this scene never appeared, either

Just as we never saw any aftermath for the original Land Rush, we never see any dramatic fall-out from his departure from Osage, either. Irene Dunne doesn't weep and struggle; she seems to go on with her two children well enough and even becomes the de facto newspaper publisher. There is no growth for her character whatsoever, which is probably why she didn't win the Academy Award she was nominated for. This is when the movie really breaks down: instead of following either Sabra OR Yancy and telling us one of their stories, what we get is an instant "Five Years Later" flash on the screen again and Yancy is suddenly returning as if he just went out for a leisurely ride. There is no explanation as to where he was or why he didn't come back sooner. He is wearing some type of uniform; she says, "You've been fighting?" he replies, "Yes," and that is that. We never even hear if he got land in this Land Rush or some other woman cheated him out of his stake again!
Speaking of that woman, *she* is now the focus of the last part of the movie. It seems Yancy had to come back plot-wise so that he can stand up for the town madam and teach the citizens one more lesson about not throwing stones at glass houses. We get an extended (and ODD!) court room scene where he excuses the presence of a whorehouse in Osage and excuses Dixie Lee because she had a hard life. All this time I was thinking, "uh....who exactly is going to this whore house if the town is so frickin' righteous?" Even more oddly (sorry, we're almost done here) is that the same plot contrivance is used AGAIN when we skip ahead ANOTHER five years to show us Yancy writing an editorial about Native Americans' rights and then disappearing AGAIN!
Irene Dunne made up as "1920s Sabra"
So, to sum it up: the movie Cimarron in its last half is all over the place! If the spotlight had stayed on Sabra and her struggles after Yancy left it could have been a remarkable movie. Unfortunately, it wanted to tell an "epic" tale where the characters are secondary to the History. As history it was interesting (I'm a sucker for historical dramas) but as a drama, it was severely lacking.    

Cimarron (1930)
*Academy Award Best Picture 1930-31*
Produced by William LeBaron
Directed by Wesley Ruggles
*Screenplay by Howard Estabrook*
based on the novel by Edna Ferber
(won Academy Award for Best Adapted Material)
I couldn't find any trailer to this film on youtube but if you would like to watch the 4 minute "defense" trial scene, for some reason that has been uploaded. You can find it here:

Also Nominated:
(in alphabetical order)
East Lynne
The Front Page
Tracker Horn 
Well, for the first time here I have actually *heard* of some of these other nominees, even though I have never seen any of them.
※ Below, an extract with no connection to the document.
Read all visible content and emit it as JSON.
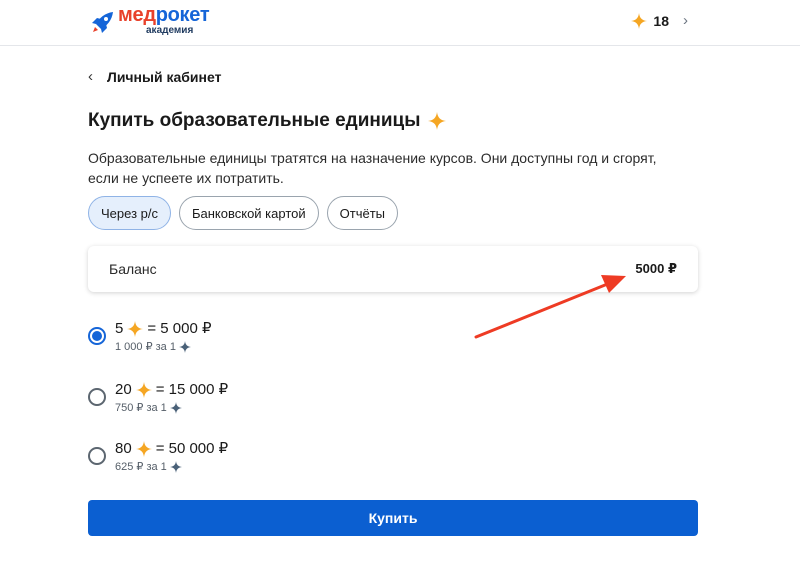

The Front Page here is the original version, not the Walter Matthau-Jack Lemmon version or the Cary Grant-Rosalind Russell His Girl Friday version I am more familiar with (and that I have actually seen!). Skippy is the movie that starred Jackie Cooper. This is the movie where, he has been quoted as saying, he had to cry on cue and he was able to do so only because the director told him that he was going to kill his dog if he didn't! And *that* director (Norman Taurog) won the Best Director Oscar, even though Skippy did not win the Best Picture Oscar. Serves him right.  

1 comment:

  1. Nice review, Russell. Ity seems like an interesting but strangely executed movie. I'd be interested in seeing ti sometime.